3) How is the modeling world similar/different to the dance world in terms of lifestyle, auditions, booking work, etc.?
No matter what industry you enter whether dance or modeling, it is always going to be competitive. It is important to find your own identity and how to market yourself. In both the dance and modeling world, your body is your instrument and you only get one so it’s important that you take care of it and how it looks with a balanced diet, sleep, and exercise. For most model castings, it is usually a “type cast”, which can sometimes be very frustrating. For dance, maybe your technique is not up to par so you hop in a few more dance classes; however, in modeling, it may have nothing to do with your ability but simply you are not what they are looking for. In that case, you move on to the next, and you may be perfect for that one. You never really know what a photographer might be looking for.

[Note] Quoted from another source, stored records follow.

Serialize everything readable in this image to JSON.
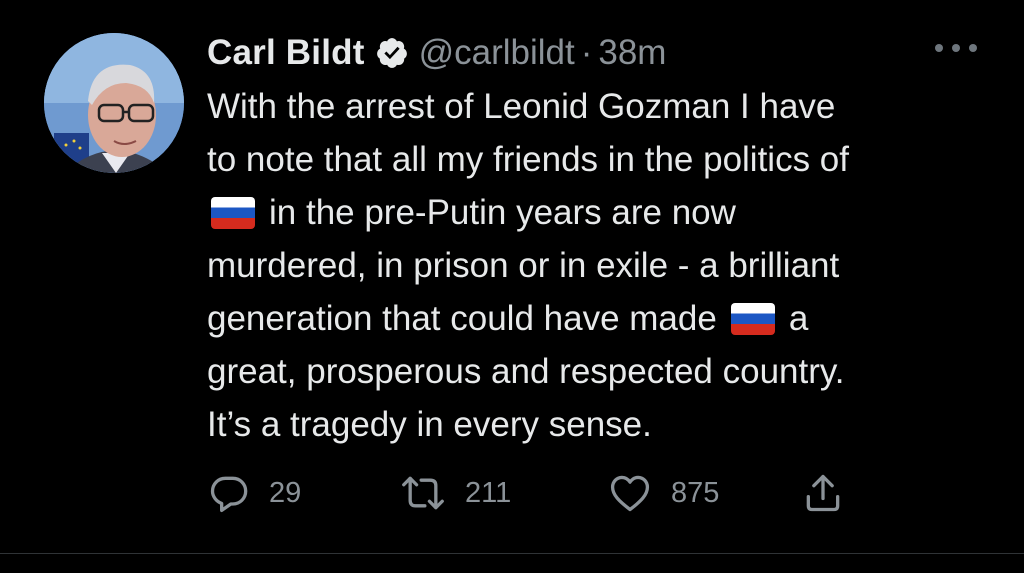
{
  "tweet": {
    "author": {
      "name": "Carl Bildt",
      "handle": "@carlbildt",
      "verified": true
    },
    "separator": "·",
    "time": "38m",
    "body": {
      "line1": "With the arrest of Leonid Gozman I have",
      "line2": "to note that all my friends in the politics of",
      "line3_after_flag": "in the pre-Putin years are now",
      "line4": "murdered, in prison or in exile  - a brilliant",
      "line5_before_flag": "generation that could have made",
      "line5_after_flag": "a",
      "line6": "great, prosperous and respected country.",
      "line7": "It’s a tragedy in every sense."
    },
    "flag_emoji": "russia-flag-icon",
    "actions": {
      "replies": "29",
      "retweets": "211",
      "likes": "875"
    }
  },
  "colors": {
    "background": "#000000",
    "text_primary": "#e7e9ea",
    "text_secondary": "#8b9298",
    "verified_badge": "#e7e9ea"
  }
}
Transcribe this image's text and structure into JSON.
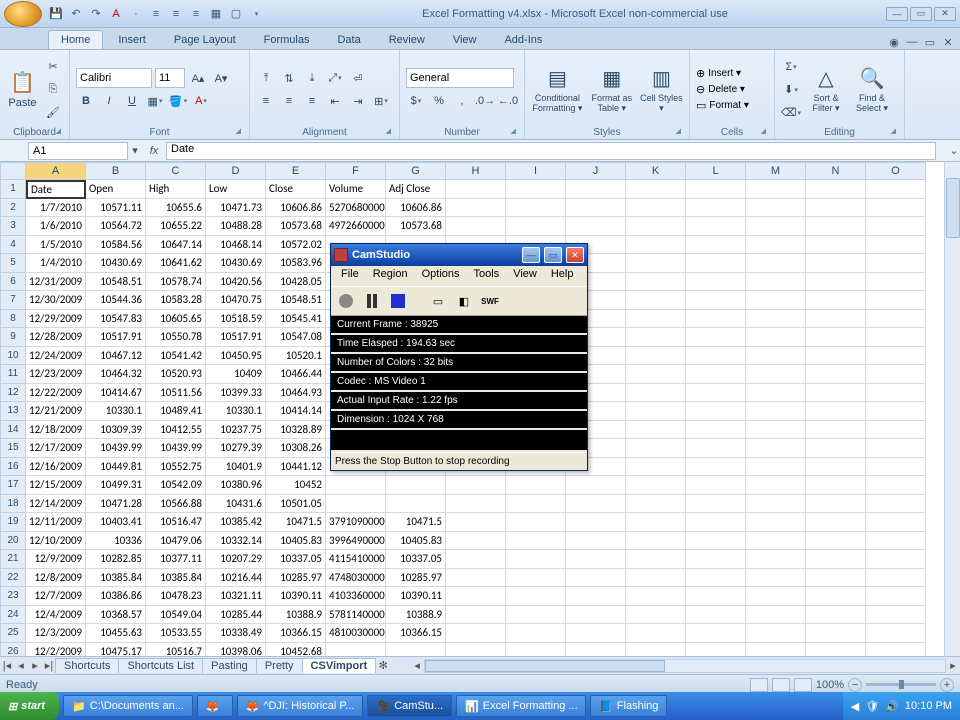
{
  "title": "Excel Formatting v4.xlsx - Microsoft Excel non-commercial use",
  "tabs": [
    "Home",
    "Insert",
    "Page Layout",
    "Formulas",
    "Data",
    "Review",
    "View",
    "Add-Ins"
  ],
  "active_tab": 0,
  "ribbon": {
    "clipboard": {
      "label": "Clipboard",
      "paste": "Paste"
    },
    "font": {
      "label": "Font",
      "name": "Calibri",
      "size": "11"
    },
    "alignment": {
      "label": "Alignment"
    },
    "number": {
      "label": "Number",
      "format": "General"
    },
    "styles": {
      "label": "Styles",
      "cond": "Conditional Formatting ▾",
      "table": "Format as Table ▾",
      "cell": "Cell Styles ▾"
    },
    "cells": {
      "label": "Cells",
      "insert": "Insert ▾",
      "delete": "Delete ▾",
      "format": "Format ▾"
    },
    "editing": {
      "label": "Editing",
      "sort": "Sort & Filter ▾",
      "find": "Find & Select ▾"
    }
  },
  "namebox": "A1",
  "formula": "Date",
  "columns": [
    "A",
    "B",
    "C",
    "D",
    "E",
    "F",
    "G",
    "H",
    "I",
    "J",
    "K",
    "L",
    "M",
    "N",
    "O"
  ],
  "headers": [
    "Date",
    "Open",
    "High",
    "Low",
    "Close",
    "Volume",
    "Adj Close"
  ],
  "rows": [
    [
      "1/7/2010",
      "10571.11",
      "10655.6",
      "10471.73",
      "10606.86",
      "5270680000",
      "10606.86"
    ],
    [
      "1/6/2010",
      "10564.72",
      "10655.22",
      "10488.28",
      "10573.68",
      "4972660000",
      "10573.68"
    ],
    [
      "1/5/2010",
      "10584.56",
      "10647.14",
      "10468.14",
      "10572.02",
      "",
      ""
    ],
    [
      "1/4/2010",
      "10430.69",
      "10641.62",
      "10430.69",
      "10583.96",
      "",
      ""
    ],
    [
      "12/31/2009",
      "10548.51",
      "10578.74",
      "10420.56",
      "10428.05",
      "",
      ""
    ],
    [
      "12/30/2009",
      "10544.36",
      "10583.28",
      "10470.75",
      "10548.51",
      "",
      ""
    ],
    [
      "12/29/2009",
      "10547.83",
      "10605.65",
      "10518.59",
      "10545.41",
      "",
      ""
    ],
    [
      "12/28/2009",
      "10517.91",
      "10550.78",
      "10517.91",
      "10547.08",
      "",
      ""
    ],
    [
      "12/24/2009",
      "10467.12",
      "10541.42",
      "10450.95",
      "10520.1",
      "",
      ""
    ],
    [
      "12/23/2009",
      "10464.32",
      "10520.93",
      "10409",
      "10466.44",
      "",
      ""
    ],
    [
      "12/22/2009",
      "10414.67",
      "10511.56",
      "10399.33",
      "10464.93",
      "",
      ""
    ],
    [
      "12/21/2009",
      "10330.1",
      "10489.41",
      "10330.1",
      "10414.14",
      "",
      ""
    ],
    [
      "12/18/2009",
      "10309.39",
      "10412.55",
      "10237.75",
      "10328.89",
      "",
      ""
    ],
    [
      "12/17/2009",
      "10439.99",
      "10439.99",
      "10279.39",
      "10308.26",
      "",
      ""
    ],
    [
      "12/16/2009",
      "10449.81",
      "10552.75",
      "10401.9",
      "10441.12",
      "",
      ""
    ],
    [
      "12/15/2009",
      "10499.31",
      "10542.09",
      "10380.96",
      "10452",
      "",
      ""
    ],
    [
      "12/14/2009",
      "10471.28",
      "10566.88",
      "10431.6",
      "10501.05",
      "",
      ""
    ],
    [
      "12/11/2009",
      "10403.41",
      "10516.47",
      "10385.42",
      "10471.5",
      "3791090000",
      "10471.5"
    ],
    [
      "12/10/2009",
      "10336",
      "10479.06",
      "10332.14",
      "10405.83",
      "3996490000",
      "10405.83"
    ],
    [
      "12/9/2009",
      "10282.85",
      "10377.11",
      "10207.29",
      "10337.05",
      "4115410000",
      "10337.05"
    ],
    [
      "12/8/2009",
      "10385.84",
      "10385.84",
      "10216.44",
      "10285.97",
      "4748030000",
      "10285.97"
    ],
    [
      "12/7/2009",
      "10386.86",
      "10478.23",
      "10321.11",
      "10390.11",
      "4103360000",
      "10390.11"
    ],
    [
      "12/4/2009",
      "10368.57",
      "10549.04",
      "10285.44",
      "10388.9",
      "5781140000",
      "10388.9"
    ],
    [
      "12/3/2009",
      "10455.63",
      "10533.55",
      "10338.49",
      "10366.15",
      "4810030000",
      "10366.15"
    ],
    [
      "12/2/2009",
      "10475.17",
      "10516.7",
      "10398.06",
      "10452.68",
      "",
      ""
    ]
  ],
  "sheet_tabs": [
    "Shortcuts",
    "Shortcuts List",
    "Pasting",
    "Pretty",
    "CSVimport"
  ],
  "active_sheet": 4,
  "status": "Ready",
  "zoom": "100%",
  "taskbar": {
    "start": "start",
    "items": [
      {
        "icon": "📁",
        "label": "C:\\Documents an..."
      },
      {
        "icon": "🦊",
        "label": ""
      },
      {
        "icon": "🦊",
        "label": "^DJI: Historical P..."
      },
      {
        "icon": "🎥",
        "label": "CamStu..."
      },
      {
        "icon": "📊",
        "label": "Excel Formatting ..."
      },
      {
        "icon": "📘",
        "label": "Flashing"
      }
    ],
    "time": "10:10 PM"
  },
  "camstudio": {
    "title": "CamStudio",
    "menu": [
      "File",
      "Region",
      "Options",
      "Tools",
      "View",
      "Help"
    ],
    "info": [
      "Current Frame : 38925",
      "Time Elasped : 194.63 sec",
      "Number of Colors : 32 bits",
      "Codec : MS Video 1",
      "Actual Input Rate : 1.22 fps",
      "Dimension : 1024 X 768"
    ],
    "status": "Press the Stop Button to stop recording"
  }
}
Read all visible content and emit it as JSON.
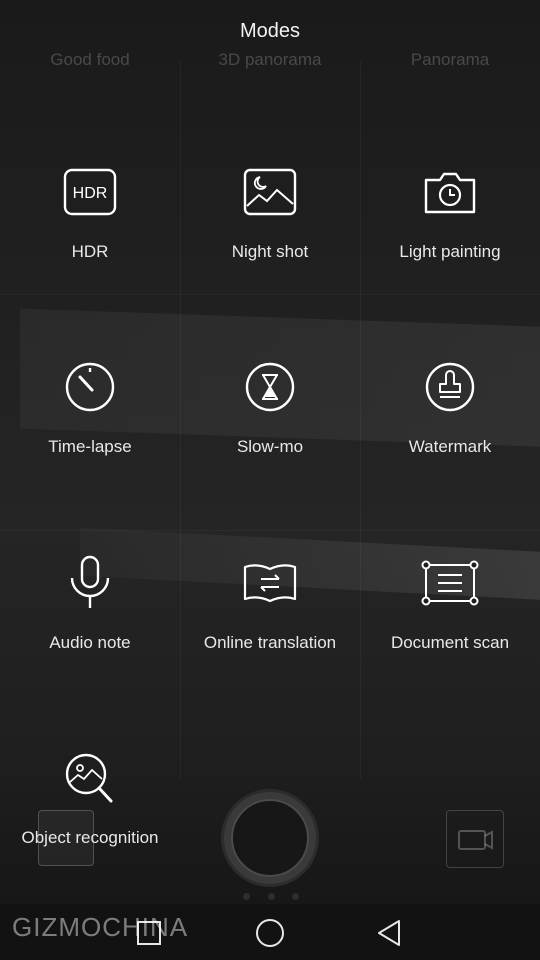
{
  "header": {
    "title": "Modes",
    "ghost_row": [
      "Good food",
      "3D panorama",
      "Panorama"
    ]
  },
  "modes": [
    {
      "label": "HDR",
      "icon": "hdr-icon",
      "icon_text": "HDR"
    },
    {
      "label": "Night shot",
      "icon": "night-shot-icon"
    },
    {
      "label": "Light painting",
      "icon": "light-painting-icon"
    },
    {
      "label": "Time-lapse",
      "icon": "time-lapse-icon"
    },
    {
      "label": "Slow-mo",
      "icon": "slow-mo-icon"
    },
    {
      "label": "Watermark",
      "icon": "watermark-icon"
    },
    {
      "label": "Audio note",
      "icon": "audio-note-icon"
    },
    {
      "label": "Online translation",
      "icon": "online-translation-icon"
    },
    {
      "label": "Document scan",
      "icon": "document-scan-icon"
    },
    {
      "label": "Object recognition",
      "icon": "object-recognition-icon"
    }
  ],
  "watermark": "GIZMOCHINA",
  "colors": {
    "background": "#1d1d1d",
    "text": "#e9e9e9",
    "icon": "#ffffff"
  }
}
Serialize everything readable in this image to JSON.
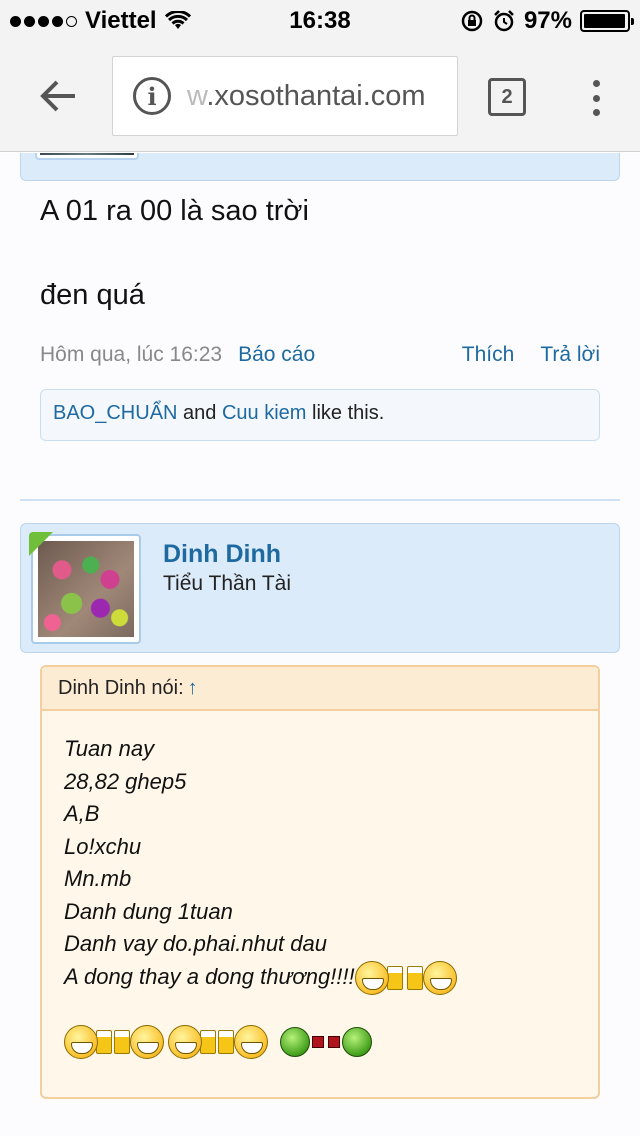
{
  "status_bar": {
    "carrier": "Viettel",
    "time": "16:38",
    "battery": "97%",
    "battery_level": 0.97
  },
  "browser": {
    "url_faded": "w",
    "url": ".xosothantai.com",
    "tab_count": "2"
  },
  "previous_post": {
    "lines": [
      "A 01 ra 00 là sao trời",
      "đen quá"
    ],
    "time": "Hôm qua, lúc 16:23",
    "report": "Báo cáo",
    "like": "Thích",
    "reply": "Trả lời",
    "likes": {
      "user1": "BAO_CHUẨN",
      "and": "and",
      "user2": "Cuu kiem",
      "suffix": "like this."
    }
  },
  "post": {
    "user_name": "Dinh Dinh",
    "user_title": "Tiểu Thần Tài",
    "quote_author": "Dinh Dinh nói:",
    "quote_arrow": "↑",
    "quote_lines": [
      "Tuan nay",
      "28,82 ghep5",
      "A,B",
      "Lo!xchu",
      "Mn.mb",
      "Danh dung 1tuan",
      "Danh vay do.phai.nhut dau",
      "A dong thay a dong thương!!!!"
    ]
  }
}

4) What has been your favorite(s) shoot so far? Have you gotten to travel anywhere exciting?
I have really enjoyed shoots where I am challenged to create a different persona. It is about becoming someone who may or may not be like you. My favorite shoots are always where we are collaborating together- the makeup artist, stylist, photographer, and model. I absolutely love when I have shot for Nylon magazine. We always have so much fun that it hardly seems like work. I had the honor of traveling to Mexico City for three months, which was amazing! There is such a diverse market there that is up and coming. I cannot wait to see where I travel next. I am hoping for Europe!
5) What advice do you have for dancers who want to break into modeling?
My advice for dancers breaking into modeling would be taking pictures takes practice. Like dance, there is technique, and it is only with practice that you can improve body language and emotion to make an aesthetically pleasing picture. More importantly, remember your dance foundation. People find dancers fascinating and that makes you stand out. Use your training to your advantage on the runway and in your pictures. It makes you unique and gives you a certain rhythm, grace, and awareness. In whatever field you choose though, don’t give up despite the criticism. Use your instrument to define you and your art.